Data about app and page elements
++++++

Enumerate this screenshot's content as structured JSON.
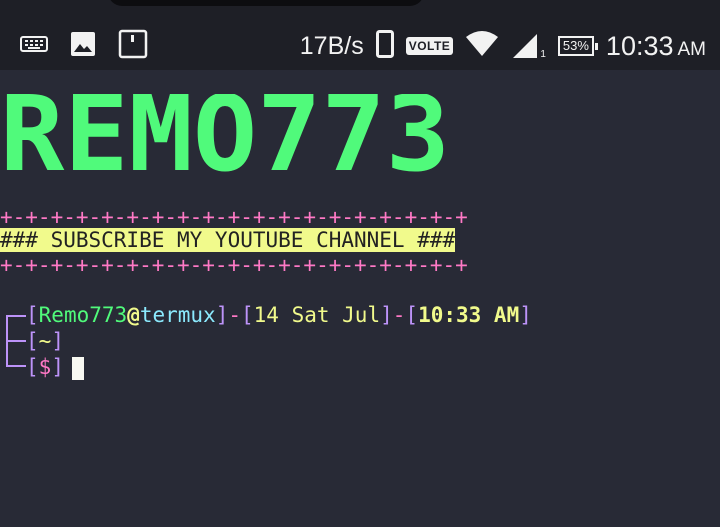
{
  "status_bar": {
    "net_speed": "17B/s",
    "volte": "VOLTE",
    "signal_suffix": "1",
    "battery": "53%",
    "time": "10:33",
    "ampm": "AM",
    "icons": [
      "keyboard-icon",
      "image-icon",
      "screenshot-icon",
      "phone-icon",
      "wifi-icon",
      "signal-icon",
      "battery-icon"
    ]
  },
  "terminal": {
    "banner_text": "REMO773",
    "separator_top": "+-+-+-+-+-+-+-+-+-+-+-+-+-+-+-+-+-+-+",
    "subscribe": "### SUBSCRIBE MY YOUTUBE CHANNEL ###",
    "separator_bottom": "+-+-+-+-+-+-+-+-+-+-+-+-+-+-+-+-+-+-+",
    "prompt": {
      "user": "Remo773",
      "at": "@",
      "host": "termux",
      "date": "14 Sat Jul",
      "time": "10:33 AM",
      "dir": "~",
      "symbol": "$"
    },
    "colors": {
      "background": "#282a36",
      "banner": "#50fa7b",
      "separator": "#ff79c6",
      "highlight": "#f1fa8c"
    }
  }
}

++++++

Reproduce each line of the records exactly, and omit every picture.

→ Reply:
Enumerate this screenshot's content as structured JSON.
{
  "status_bar": {
    "net_speed": "17B/s",
    "volte": "VOLTE",
    "signal_suffix": "1",
    "battery": "53%",
    "time": "10:33",
    "ampm": "AM",
    "icons": [
      "keyboard-icon",
      "image-icon",
      "screenshot-icon",
      "phone-icon",
      "wifi-icon",
      "signal-icon",
      "battery-icon"
    ]
  },
  "terminal": {
    "banner_text": "REMO773",
    "separator_top": "+-+-+-+-+-+-+-+-+-+-+-+-+-+-+-+-+-+-+",
    "subscribe": "### SUBSCRIBE MY YOUTUBE CHANNEL ###",
    "separator_bottom": "+-+-+-+-+-+-+-+-+-+-+-+-+-+-+-+-+-+-+",
    "prompt": {
      "user": "Remo773",
      "at": "@",
      "host": "termux",
      "date": "14 Sat Jul",
      "time": "10:33 AM",
      "dir": "~",
      "symbol": "$"
    },
    "colors": {
      "background": "#282a36",
      "banner": "#50fa7b",
      "separator": "#ff79c6",
      "highlight": "#f1fa8c"
    }
  }
}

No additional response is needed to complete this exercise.